Task requirements: Could you repeat the records below exactly, without the pictures?

=== Data to use ===

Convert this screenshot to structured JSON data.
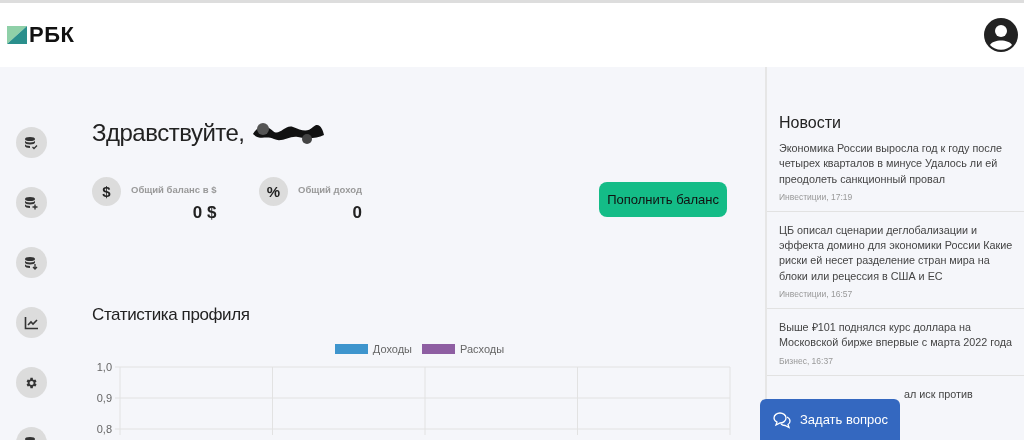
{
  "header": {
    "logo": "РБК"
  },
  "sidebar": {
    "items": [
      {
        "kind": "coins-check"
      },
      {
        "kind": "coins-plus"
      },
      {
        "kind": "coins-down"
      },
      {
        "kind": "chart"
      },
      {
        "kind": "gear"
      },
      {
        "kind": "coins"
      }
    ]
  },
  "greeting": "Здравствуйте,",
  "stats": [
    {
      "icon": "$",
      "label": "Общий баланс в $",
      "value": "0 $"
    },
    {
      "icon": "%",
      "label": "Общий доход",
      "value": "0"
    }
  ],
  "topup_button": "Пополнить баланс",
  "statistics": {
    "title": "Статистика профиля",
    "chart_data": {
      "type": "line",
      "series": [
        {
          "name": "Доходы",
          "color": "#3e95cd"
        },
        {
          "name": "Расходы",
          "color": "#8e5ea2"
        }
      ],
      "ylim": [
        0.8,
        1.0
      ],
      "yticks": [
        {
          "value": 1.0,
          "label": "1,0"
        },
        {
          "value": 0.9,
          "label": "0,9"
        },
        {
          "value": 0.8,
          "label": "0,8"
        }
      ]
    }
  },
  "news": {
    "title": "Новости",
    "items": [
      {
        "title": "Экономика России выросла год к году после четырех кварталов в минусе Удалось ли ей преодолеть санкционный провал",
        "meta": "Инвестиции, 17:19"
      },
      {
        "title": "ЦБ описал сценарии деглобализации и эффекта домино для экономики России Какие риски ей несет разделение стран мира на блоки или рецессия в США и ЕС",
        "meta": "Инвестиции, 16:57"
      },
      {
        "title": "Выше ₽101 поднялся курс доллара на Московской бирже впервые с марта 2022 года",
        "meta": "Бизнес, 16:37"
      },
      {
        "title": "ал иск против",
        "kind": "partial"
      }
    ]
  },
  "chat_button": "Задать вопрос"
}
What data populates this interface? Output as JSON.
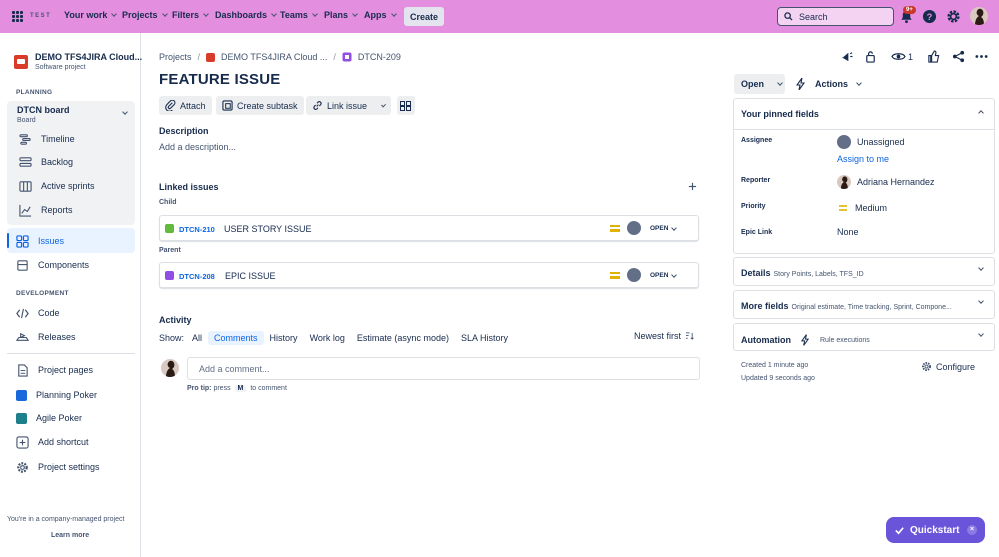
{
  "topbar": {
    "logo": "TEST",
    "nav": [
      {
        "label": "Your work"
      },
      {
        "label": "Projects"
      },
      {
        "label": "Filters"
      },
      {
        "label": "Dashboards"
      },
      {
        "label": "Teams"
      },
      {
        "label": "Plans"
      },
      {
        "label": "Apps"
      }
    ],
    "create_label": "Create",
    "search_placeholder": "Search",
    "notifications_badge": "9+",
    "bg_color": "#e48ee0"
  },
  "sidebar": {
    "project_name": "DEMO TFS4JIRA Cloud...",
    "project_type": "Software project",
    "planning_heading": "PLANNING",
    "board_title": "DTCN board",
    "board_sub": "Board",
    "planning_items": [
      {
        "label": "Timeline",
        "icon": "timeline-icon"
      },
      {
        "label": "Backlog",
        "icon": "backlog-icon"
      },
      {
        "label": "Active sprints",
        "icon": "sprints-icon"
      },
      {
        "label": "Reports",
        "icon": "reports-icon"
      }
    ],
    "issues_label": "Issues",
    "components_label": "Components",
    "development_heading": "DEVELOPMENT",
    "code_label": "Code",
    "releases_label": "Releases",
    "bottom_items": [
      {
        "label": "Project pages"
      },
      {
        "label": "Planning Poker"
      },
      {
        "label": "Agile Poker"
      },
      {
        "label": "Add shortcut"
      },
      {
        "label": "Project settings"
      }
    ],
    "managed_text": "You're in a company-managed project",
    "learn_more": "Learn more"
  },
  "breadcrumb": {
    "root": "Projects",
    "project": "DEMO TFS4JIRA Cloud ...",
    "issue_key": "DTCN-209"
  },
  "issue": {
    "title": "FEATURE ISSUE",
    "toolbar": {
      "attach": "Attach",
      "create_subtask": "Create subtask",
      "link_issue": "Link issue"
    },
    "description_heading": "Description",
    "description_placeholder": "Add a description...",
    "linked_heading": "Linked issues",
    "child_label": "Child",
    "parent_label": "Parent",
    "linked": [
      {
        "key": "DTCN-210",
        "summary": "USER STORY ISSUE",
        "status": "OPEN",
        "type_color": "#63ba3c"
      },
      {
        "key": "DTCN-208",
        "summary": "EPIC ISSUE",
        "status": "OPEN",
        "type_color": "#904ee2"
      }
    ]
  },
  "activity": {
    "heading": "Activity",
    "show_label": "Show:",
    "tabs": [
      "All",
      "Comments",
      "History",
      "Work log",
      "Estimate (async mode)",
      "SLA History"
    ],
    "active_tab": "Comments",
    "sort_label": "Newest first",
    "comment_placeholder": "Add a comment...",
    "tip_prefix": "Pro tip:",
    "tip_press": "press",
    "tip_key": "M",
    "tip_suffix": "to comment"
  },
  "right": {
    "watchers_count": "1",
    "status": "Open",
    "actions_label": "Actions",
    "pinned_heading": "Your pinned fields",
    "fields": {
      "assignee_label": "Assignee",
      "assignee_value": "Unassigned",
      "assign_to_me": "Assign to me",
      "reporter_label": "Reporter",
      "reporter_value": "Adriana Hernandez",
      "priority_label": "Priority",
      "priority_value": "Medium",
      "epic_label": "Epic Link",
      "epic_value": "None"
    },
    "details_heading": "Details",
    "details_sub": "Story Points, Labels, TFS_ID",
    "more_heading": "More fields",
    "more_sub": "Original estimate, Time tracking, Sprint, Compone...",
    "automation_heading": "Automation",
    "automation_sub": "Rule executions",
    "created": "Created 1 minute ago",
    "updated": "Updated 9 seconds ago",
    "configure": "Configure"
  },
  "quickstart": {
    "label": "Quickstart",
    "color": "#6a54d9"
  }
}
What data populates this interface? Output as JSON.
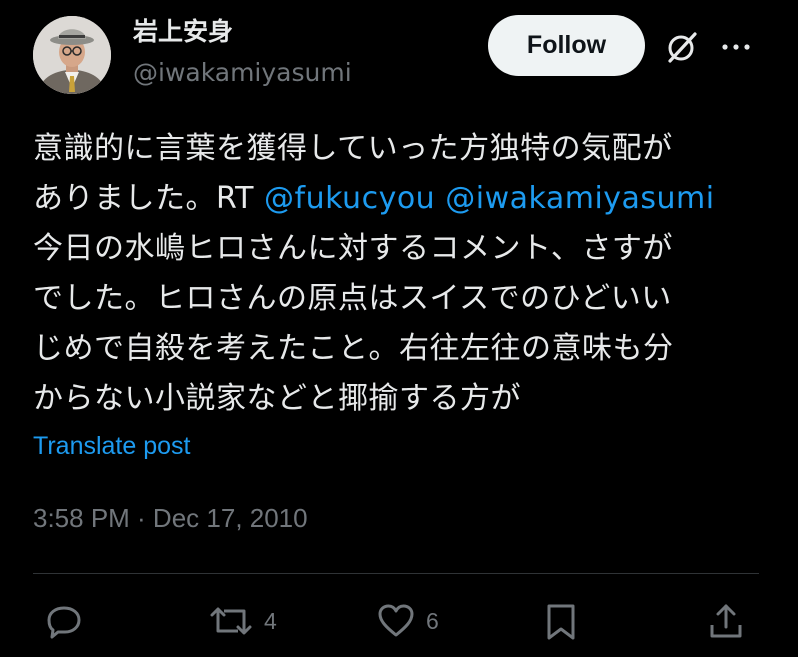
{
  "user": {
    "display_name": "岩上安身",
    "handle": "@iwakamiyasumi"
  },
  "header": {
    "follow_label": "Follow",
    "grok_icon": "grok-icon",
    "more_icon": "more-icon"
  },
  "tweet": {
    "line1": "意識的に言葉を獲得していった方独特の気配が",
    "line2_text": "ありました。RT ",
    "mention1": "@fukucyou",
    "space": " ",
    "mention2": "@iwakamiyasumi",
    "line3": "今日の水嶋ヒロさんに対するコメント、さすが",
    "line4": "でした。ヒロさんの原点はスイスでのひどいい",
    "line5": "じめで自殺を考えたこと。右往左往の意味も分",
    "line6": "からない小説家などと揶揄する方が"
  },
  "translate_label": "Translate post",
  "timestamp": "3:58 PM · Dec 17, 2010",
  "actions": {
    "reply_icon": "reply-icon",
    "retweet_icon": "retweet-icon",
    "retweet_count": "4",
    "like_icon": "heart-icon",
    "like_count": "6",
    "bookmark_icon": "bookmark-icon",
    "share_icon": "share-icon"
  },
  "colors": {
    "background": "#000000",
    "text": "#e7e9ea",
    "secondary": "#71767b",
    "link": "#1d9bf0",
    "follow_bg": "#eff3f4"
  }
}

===

Result below:
Convert this screenshot to structured JSON data.
{
  "header": {
    "logo": "РБК"
  },
  "sidebar": {
    "items": [
      {
        "kind": "coins-check"
      },
      {
        "kind": "coins-plus"
      },
      {
        "kind": "coins-down"
      },
      {
        "kind": "chart"
      },
      {
        "kind": "gear"
      },
      {
        "kind": "coins"
      }
    ]
  },
  "greeting": "Здравствуйте,",
  "stats": [
    {
      "icon": "$",
      "label": "Общий баланс в $",
      "value": "0 $"
    },
    {
      "icon": "%",
      "label": "Общий доход",
      "value": "0"
    }
  ],
  "topup_button": "Пополнить баланс",
  "statistics": {
    "title": "Статистика профиля",
    "chart_data": {
      "type": "line",
      "series": [
        {
          "name": "Доходы",
          "color": "#3e95cd"
        },
        {
          "name": "Расходы",
          "color": "#8e5ea2"
        }
      ],
      "ylim": [
        0.8,
        1.0
      ],
      "yticks": [
        {
          "value": 1.0,
          "label": "1,0"
        },
        {
          "value": 0.9,
          "label": "0,9"
        },
        {
          "value": 0.8,
          "label": "0,8"
        }
      ]
    }
  },
  "news": {
    "title": "Новости",
    "items": [
      {
        "title": "Экономика России выросла год к году после четырех кварталов в минусе Удалось ли ей преодолеть санкционный провал",
        "meta": "Инвестиции, 17:19"
      },
      {
        "title": "ЦБ описал сценарии деглобализации и эффекта домино для экономики России Какие риски ей несет разделение стран мира на блоки или рецессия в США и ЕС",
        "meta": "Инвестиции, 16:57"
      },
      {
        "title": "Выше ₽101 поднялся курс доллара на Московской бирже впервые с марта 2022 года",
        "meta": "Бизнес, 16:37"
      },
      {
        "title": "ал иск против",
        "kind": "partial"
      }
    ]
  },
  "chat_button": "Задать вопрос"
}
What data populates this interface? Output as JSON.
{
  "topbar": {
    "logo": "TEST",
    "nav": [
      {
        "label": "Your work"
      },
      {
        "label": "Projects"
      },
      {
        "label": "Filters"
      },
      {
        "label": "Dashboards"
      },
      {
        "label": "Teams"
      },
      {
        "label": "Plans"
      },
      {
        "label": "Apps"
      }
    ],
    "create_label": "Create",
    "search_placeholder": "Search",
    "notifications_badge": "9+",
    "bg_color": "#e48ee0"
  },
  "sidebar": {
    "project_name": "DEMO TFS4JIRA Cloud...",
    "project_type": "Software project",
    "planning_heading": "PLANNING",
    "board_title": "DTCN board",
    "board_sub": "Board",
    "planning_items": [
      {
        "label": "Timeline",
        "icon": "timeline-icon"
      },
      {
        "label": "Backlog",
        "icon": "backlog-icon"
      },
      {
        "label": "Active sprints",
        "icon": "sprints-icon"
      },
      {
        "label": "Reports",
        "icon": "reports-icon"
      }
    ],
    "issues_label": "Issues",
    "components_label": "Components",
    "development_heading": "DEVELOPMENT",
    "code_label": "Code",
    "releases_label": "Releases",
    "bottom_items": [
      {
        "label": "Project pages"
      },
      {
        "label": "Planning Poker"
      },
      {
        "label": "Agile Poker"
      },
      {
        "label": "Add shortcut"
      },
      {
        "label": "Project settings"
      }
    ],
    "managed_text": "You're in a company-managed project",
    "learn_more": "Learn more"
  },
  "breadcrumb": {
    "root": "Projects",
    "project": "DEMO TFS4JIRA Cloud ...",
    "issue_key": "DTCN-209"
  },
  "issue": {
    "title": "FEATURE ISSUE",
    "toolbar": {
      "attach": "Attach",
      "create_subtask": "Create subtask",
      "link_issue": "Link issue"
    },
    "description_heading": "Description",
    "description_placeholder": "Add a description...",
    "linked_heading": "Linked issues",
    "child_label": "Child",
    "parent_label": "Parent",
    "linked": [
      {
        "key": "DTCN-210",
        "summary": "USER STORY ISSUE",
        "status": "OPEN",
        "type_color": "#63ba3c"
      },
      {
        "key": "DTCN-208",
        "summary": "EPIC ISSUE",
        "status": "OPEN",
        "type_color": "#904ee2"
      }
    ]
  },
  "activity": {
    "heading": "Activity",
    "show_label": "Show:",
    "tabs": [
      "All",
      "Comments",
      "History",
      "Work log",
      "Estimate (async mode)",
      "SLA History"
    ],
    "active_tab": "Comments",
    "sort_label": "Newest first",
    "comment_placeholder": "Add a comment...",
    "tip_prefix": "Pro tip:",
    "tip_press": "press",
    "tip_key": "M",
    "tip_suffix": "to comment"
  },
  "right": {
    "watchers_count": "1",
    "status": "Open",
    "actions_label": "Actions",
    "pinned_heading": "Your pinned fields",
    "fields": {
      "assignee_label": "Assignee",
      "assignee_value": "Unassigned",
      "assign_to_me": "Assign to me",
      "reporter_label": "Reporter",
      "reporter_value": "Adriana Hernandez",
      "priority_label": "Priority",
      "priority_value": "Medium",
      "epic_label": "Epic Link",
      "epic_value": "None"
    },
    "details_heading": "Details",
    "details_sub": "Story Points, Labels, TFS_ID",
    "more_heading": "More fields",
    "more_sub": "Original estimate, Time tracking, Sprint, Compone...",
    "automation_heading": "Automation",
    "automation_sub": "Rule executions",
    "created": "Created 1 minute ago",
    "updated": "Updated 9 seconds ago",
    "configure": "Configure"
  },
  "quickstart": {
    "label": "Quickstart",
    "color": "#6a54d9"
  }
}
What data populates this interface? Output as JSON.
{
  "user": {
    "display_name": "岩上安身",
    "handle": "@iwakamiyasumi"
  },
  "header": {
    "follow_label": "Follow",
    "grok_icon": "grok-icon",
    "more_icon": "more-icon"
  },
  "tweet": {
    "line1": "意識的に言葉を獲得していった方独特の気配が",
    "line2_text": "ありました。RT ",
    "mention1": "@fukucyou",
    "space": " ",
    "mention2": "@iwakamiyasumi",
    "line3": "今日の水嶋ヒロさんに対するコメント、さすが",
    "line4": "でした。ヒロさんの原点はスイスでのひどいい",
    "line5": "じめで自殺を考えたこと。右往左往の意味も分",
    "line6": "からない小説家などと揶揄する方が"
  },
  "translate_label": "Translate post",
  "timestamp": "3:58 PM · Dec 17, 2010",
  "actions": {
    "reply_icon": "reply-icon",
    "retweet_icon": "retweet-icon",
    "retweet_count": "4",
    "like_icon": "heart-icon",
    "like_count": "6",
    "bookmark_icon": "bookmark-icon",
    "share_icon": "share-icon"
  },
  "colors": {
    "background": "#000000",
    "text": "#e7e9ea",
    "secondary": "#71767b",
    "link": "#1d9bf0",
    "follow_bg": "#eff3f4"
  }
}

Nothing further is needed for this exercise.